If the risk component is high in the industry then we should go for a higher hurdle rate / discount rate of 20%.

Years              Cash Flow     Net Cash Flow     Cumulative    
Cash Flow
Discount Rate
@ 20 %
Discounted
Cash Flows
Year 0 (10004157) -10004157 - -
Year 1 3468752 -6535405 3468752 0.8333 2890627
Year 2 3954125 -2581280 7422877 0.6944 2745920
Year 3 3954769 1373489 11377646 0.5787 2288639
Year 4 3232548 4606037 14610194 0.4823 1558906
TOTAL 9484093


The Net NPV after 4 years is -520064

At 20% discount rate the NPV is negative (9484093 - 10004157 ) so ideally we can't select the project if macro and micro factors don't allow financial managers of Akbank Akbank's to discount cash flow at lower discount rates such as 15%.



Acceptance Criteria of a Project based on NPV

Simplest Approach – If the investment project of Akbank Akbank's has a NPV value higher than Zero then finance managers at Akbank Akbank's can ACCEPT the project, otherwise they can reject the project. This means that project will deliver higher returns over the period of time than any alternate investment strategy.

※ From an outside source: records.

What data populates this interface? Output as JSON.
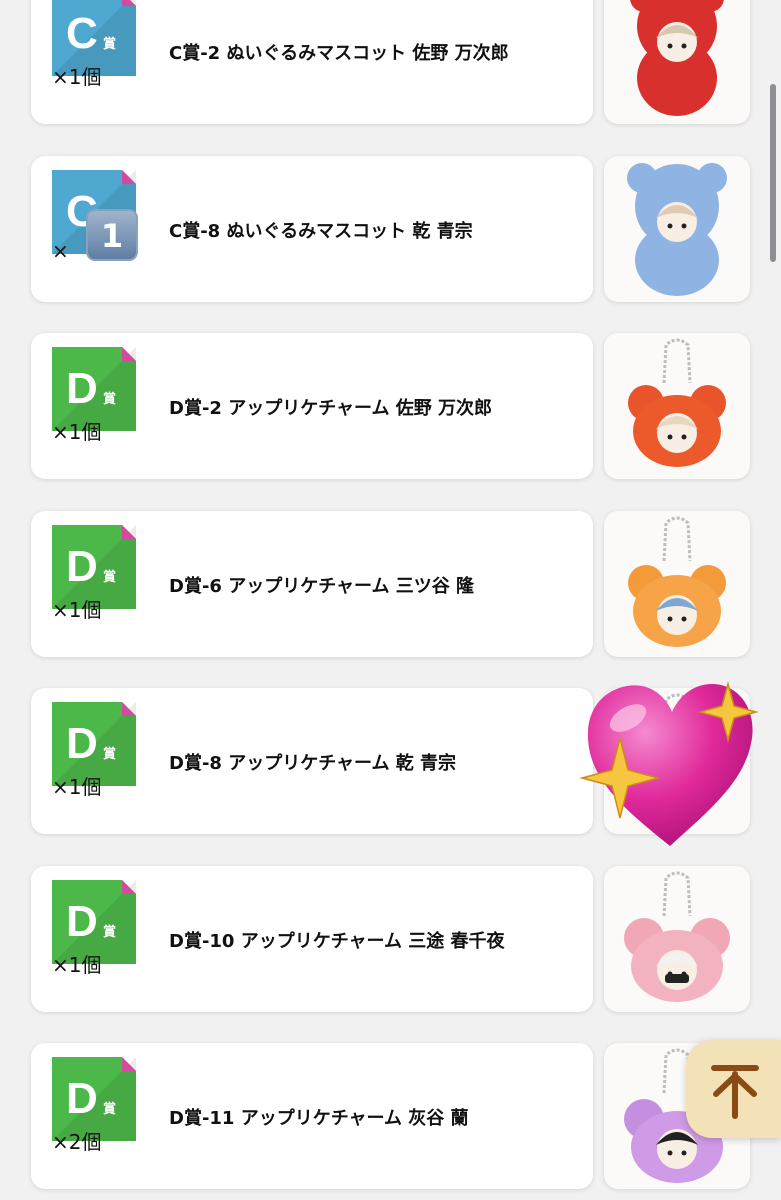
{
  "items": [
    {
      "badge_letter": "C",
      "badge_suffix": "賞",
      "badge_color": "#4ea8cf",
      "name": "C賞-2 ぬいぐるみマスコット 佐野 万次郎",
      "qty": "×1個",
      "thumb": "mascot-red-bear-icon"
    },
    {
      "badge_letter": "C",
      "badge_suffix": "賞",
      "badge_color": "#4ea8cf",
      "name": "C賞-8 ぬいぐるみマスコット 乾 青宗",
      "qty": "×",
      "qty_emoji": "1",
      "thumb": "mascot-blue-bear-icon"
    },
    {
      "badge_letter": "D",
      "badge_suffix": "賞",
      "badge_color": "#4cb84a",
      "name": "D賞-2 アップリケチャーム 佐野 万次郎",
      "qty": "×1個",
      "thumb": "charm-red-icon"
    },
    {
      "badge_letter": "D",
      "badge_suffix": "賞",
      "badge_color": "#4cb84a",
      "name": "D賞-6 アップリケチャーム 三ツ谷 隆",
      "qty": "×1個",
      "thumb": "charm-orange-icon"
    },
    {
      "badge_letter": "D",
      "badge_suffix": "賞",
      "badge_color": "#4cb84a",
      "name": "D賞-8 アップリケチャーム 乾 青宗",
      "qty": "×1個",
      "thumb": "charm-covered-icon"
    },
    {
      "badge_letter": "D",
      "badge_suffix": "賞",
      "badge_color": "#4cb84a",
      "name": "D賞-10 アップリケチャーム 三途 春千夜",
      "qty": "×1個",
      "thumb": "charm-pink-icon"
    },
    {
      "badge_letter": "D",
      "badge_suffix": "賞",
      "badge_color": "#4cb84a",
      "name": "D賞-11 アップリケチャーム 灰谷 蘭",
      "qty": "×2個",
      "thumb": "charm-purple-icon"
    }
  ],
  "overlays": {
    "heart": "sparkling-heart-icon",
    "back_to_top": "arrow-up-icon"
  },
  "colors": {
    "corner_fold": "#d44a9e",
    "heart": "#e0299a",
    "sparkle": "#f6c640",
    "to_top_bg": "#f3e2b8",
    "to_top_arrow": "#8a4a14"
  }
}
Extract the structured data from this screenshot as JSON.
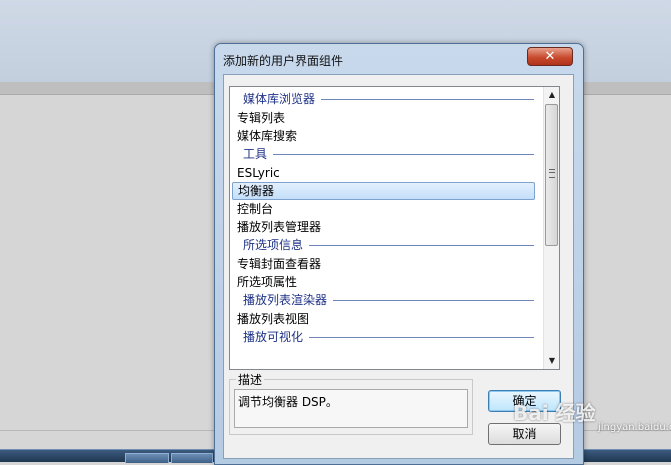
{
  "dialog": {
    "title": "添加新的用户界面组件",
    "close_icon": "close-icon",
    "close_glyph": "✕"
  },
  "list": {
    "groups": [
      {
        "label": "媒体库浏览器",
        "items": [
          "专辑列表",
          "媒体库搜索"
        ]
      },
      {
        "label": "工具",
        "items": [
          "ESLyric",
          "均衡器",
          "控制台",
          "播放列表管理器"
        ]
      },
      {
        "label": "所选项信息",
        "items": [
          "专辑封面查看器",
          "所选项属性"
        ]
      },
      {
        "label": "播放列表渲染器",
        "items": [
          "播放列表视图"
        ]
      },
      {
        "label": "播放可视化",
        "items": []
      }
    ],
    "selected": "均衡器"
  },
  "scrollbar": {
    "up_icon": "▲",
    "down_icon": "▼"
  },
  "description": {
    "title": "描述",
    "text": "调节均衡器 DSP。"
  },
  "buttons": {
    "ok_label": "确定",
    "cancel_label": "取消"
  },
  "watermark": {
    "text": "Bai 经验",
    "sub": "jingyan.baidu.com"
  }
}
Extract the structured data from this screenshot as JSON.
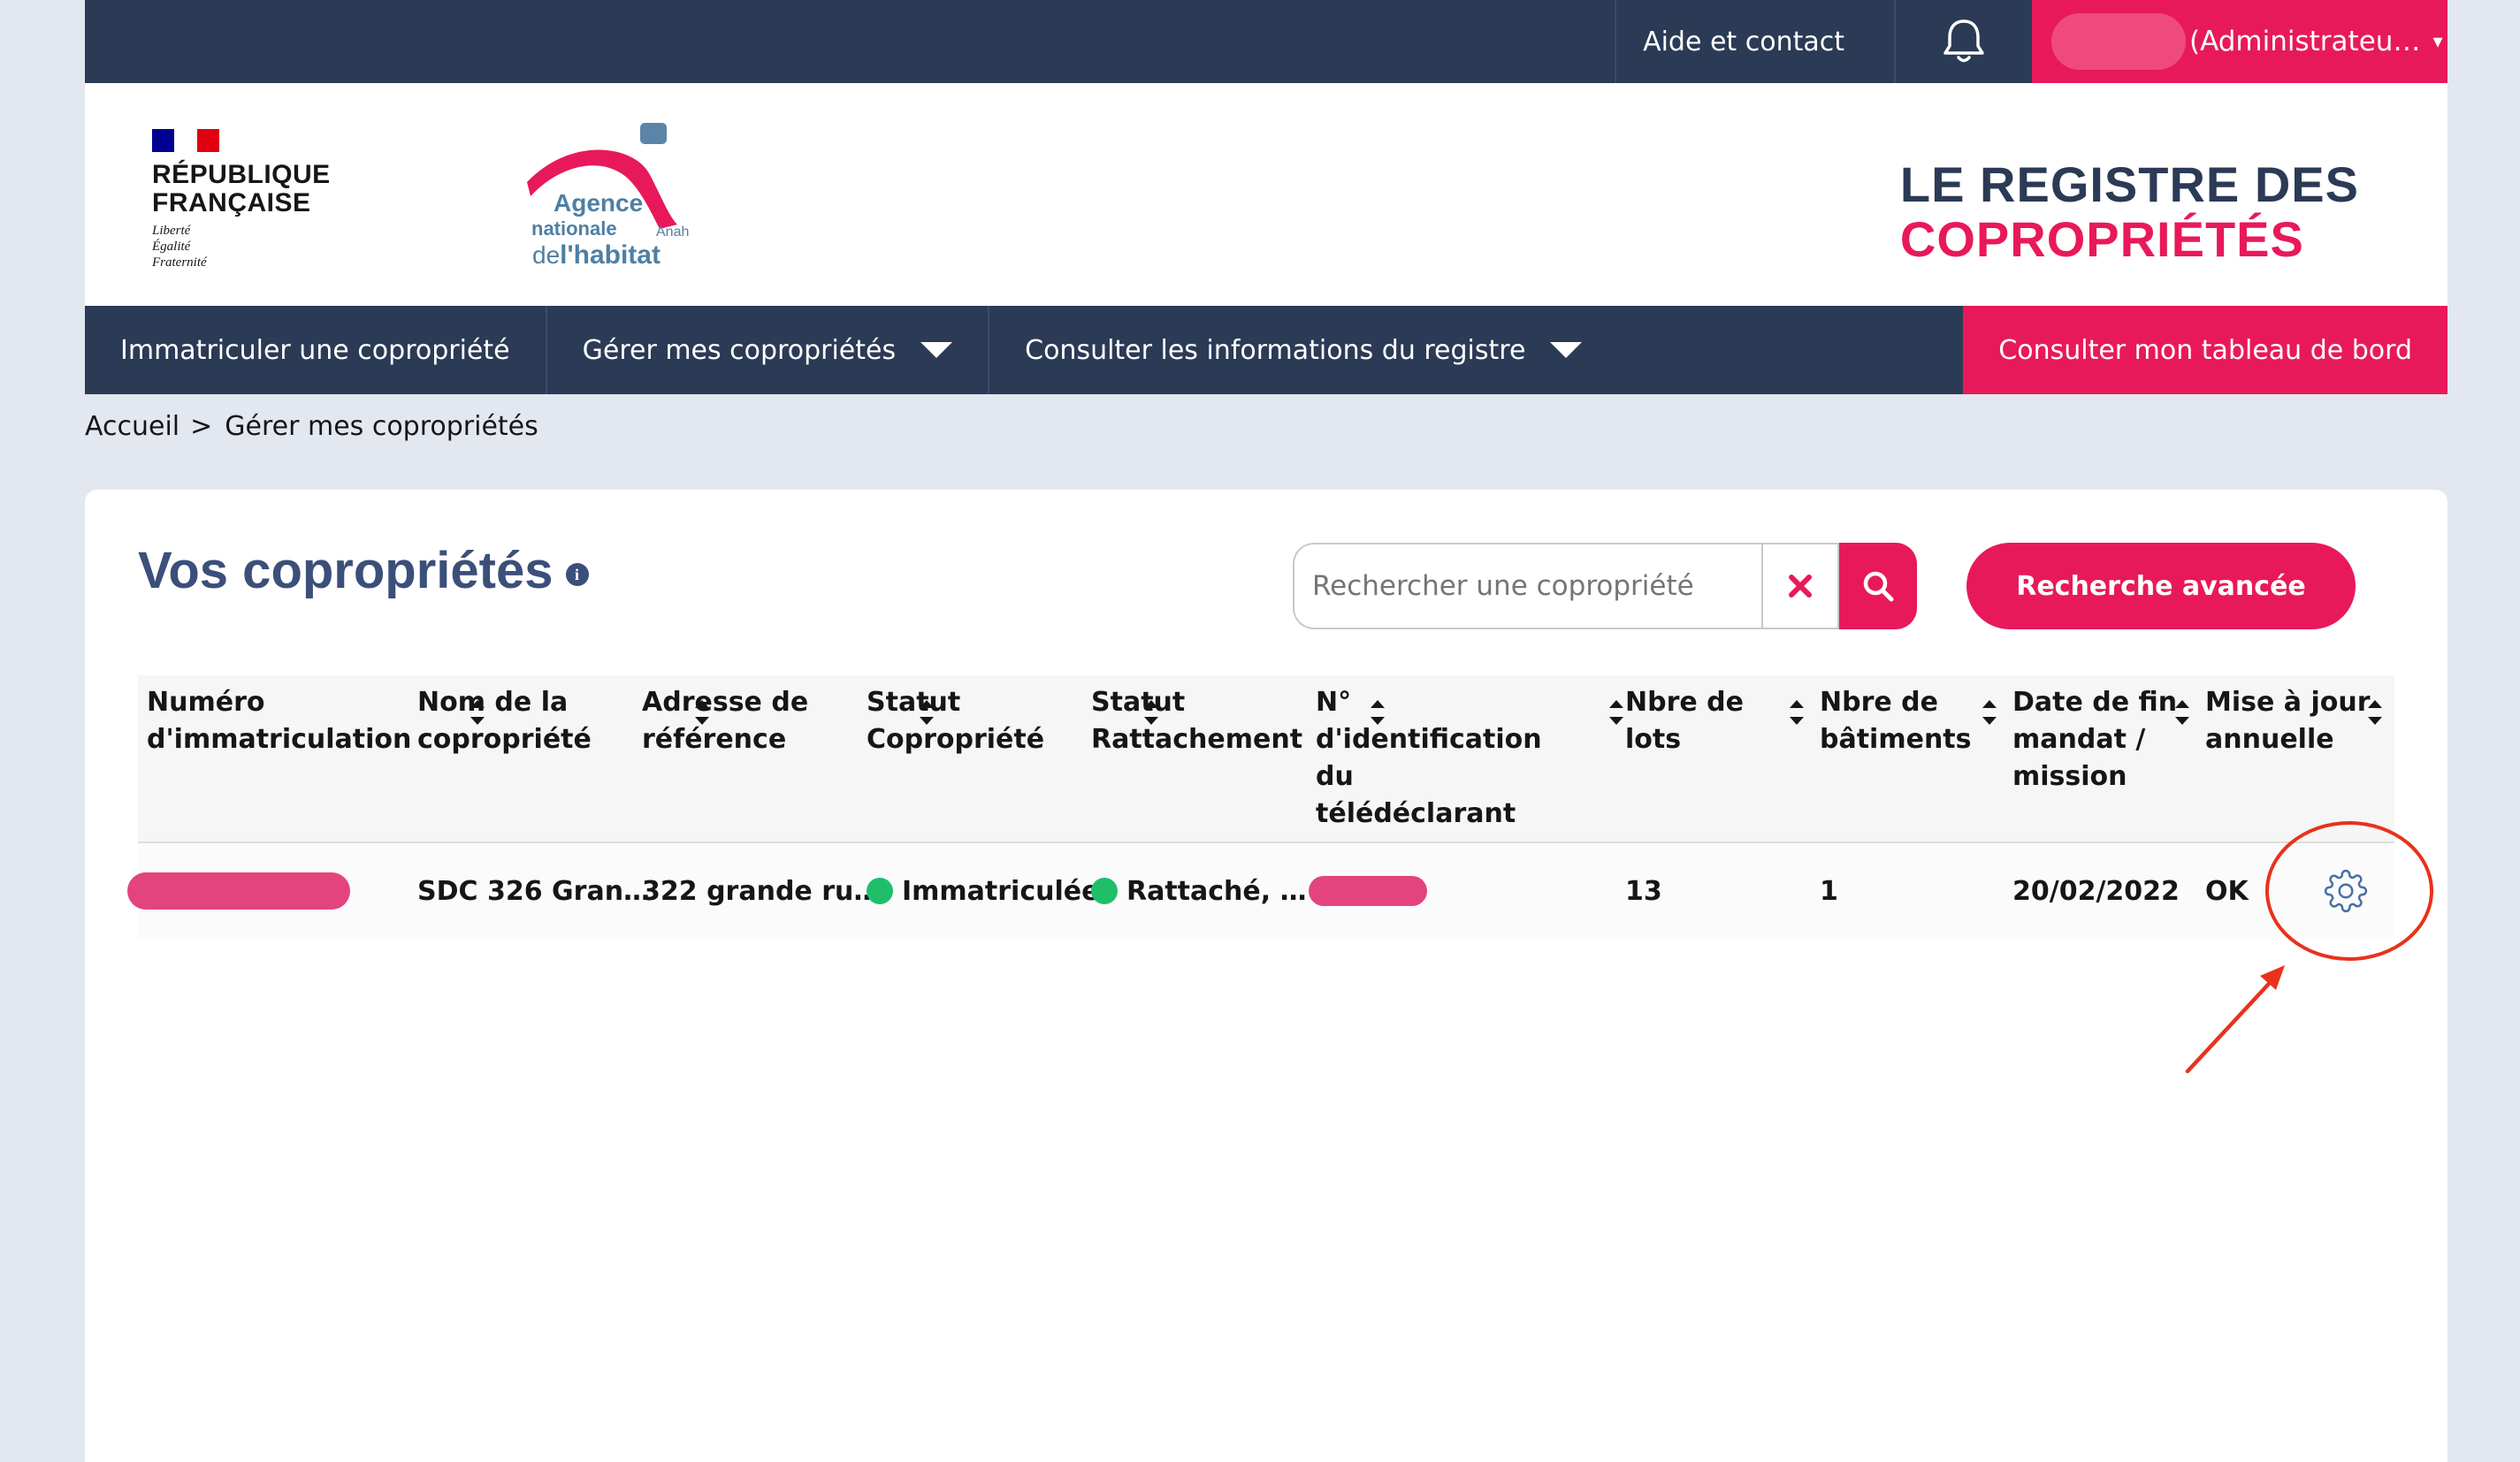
{
  "topbar": {
    "help_label": "Aide et contact",
    "user_label": "(Administrateu…"
  },
  "header": {
    "rf_name_line1": "RÉPUBLIQUE",
    "rf_name_line2": "FRANÇAISE",
    "rf_motto1": "Liberté",
    "rf_motto2": "Égalité",
    "rf_motto3": "Fraternité",
    "anah_agence": "Agence",
    "anah_nationale": "nationale",
    "anah_short": "Anah",
    "anah_de": "de",
    "anah_habitat": "l'habitat",
    "registre_line1": "LE REGISTRE DES",
    "registre_line2": "COPROPRIÉTÉS"
  },
  "nav": {
    "items": [
      {
        "label": "Immatriculer une copropriété"
      },
      {
        "label": "Gérer mes copropriétés"
      },
      {
        "label": "Consulter les informations du registre"
      }
    ],
    "dashboard_label": "Consulter mon tableau de bord"
  },
  "breadcrumb": {
    "home": "Accueil",
    "separator": ">",
    "current": "Gérer mes copropriétés"
  },
  "main": {
    "title": "Vos copropriétés",
    "info_glyph": "i",
    "search_placeholder": "Rechercher une copropriété",
    "advanced_label": "Recherche avancée"
  },
  "table": {
    "headers": [
      [
        "Numéro",
        "d'immatriculation"
      ],
      [
        "Nom de la",
        "copropriété"
      ],
      [
        "Adresse de",
        "référence"
      ],
      [
        "Statut",
        "Copropriété"
      ],
      [
        "Statut",
        "Rattachement"
      ],
      [
        "N°",
        "d'identification",
        "du",
        "télédéclarant"
      ],
      [
        "Nbre de",
        "lots"
      ],
      [
        "Nbre de",
        "bâtiments"
      ],
      [
        "Date de fin",
        "mandat /",
        "mission"
      ],
      [
        "Mise à jour",
        "annuelle"
      ]
    ],
    "row": {
      "nom": "SDC 326 Gran…",
      "adresse": "322 grande ru…",
      "statut_copro": "Immatriculée",
      "statut_rattachement": "Rattaché, …",
      "lots": "13",
      "batiments": "1",
      "date_fin": "20/02/2022",
      "maj": "OK"
    }
  },
  "colors": {
    "navy": "#2b3a55",
    "accent": "#e8195a",
    "status_green": "#1fbf6a",
    "annotation": "#e8321c"
  },
  "icons": [
    "bell-icon",
    "search-icon",
    "close-icon",
    "gear-icon",
    "info-icon",
    "chevron-down-icon"
  ]
}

In theory if the required rate of return or discount rate is chosen correctly by finance managers at Akbank Akbank's, then the stock price of the Akbank Akbank's should change by same amount of the NPV. In real world we know that share price also reflects various other factors that can be related to both macro and micro environment.

In the same vein – accepting the project with zero NPV should result in stagnant share price. Finance managers use discount rates as a measure of risk components in the project execution process.

Sensitivity Analysis

Project selection is often a far more complex decision than just choosing it based on the NPV number. Finance managers at Akbank Akbank's should conduct a sensitivity analysis to better understand not only the inherent risk of the projects but also how those risks can be either factored in or mitigated during the project execution. Sensitivity analysis helps in –

What will be a multi year spillover effect of various taxation regulations.

Understanding of risks involved in the project.

What are the key aspects of the projects that need to be monitored, refined, and retuned for continuous delivery of projected cash flows.

What are the uncertainties surrounding the project Initial Cash Outlay (ICO’s). ICO’s often have several different components such as land, machinery, building, and other equipment.

What can impact the cash flow of the project.

Some of the assumptions while using the Discounted Cash Flow Methods –

Projects are assumed to be Mutually Exclusive – This is seldom the came in modern day giant organizations where projects are often inter-related and rejecting a project solely based on NPV can result in sunk cost from a related project.

Independent projects have independent cash flows – As explained in the marketing project – though the project may look independent but in reality it is not as the brand awareness project can be closely associated with the spending on sales promotions and product specific advertising.




References & Further Readings

Mary M. Crossan, Marina Apaydin (2018), "Akbank: Credit Card Division Harvard Business Review Case Study. Published by HBR Publications.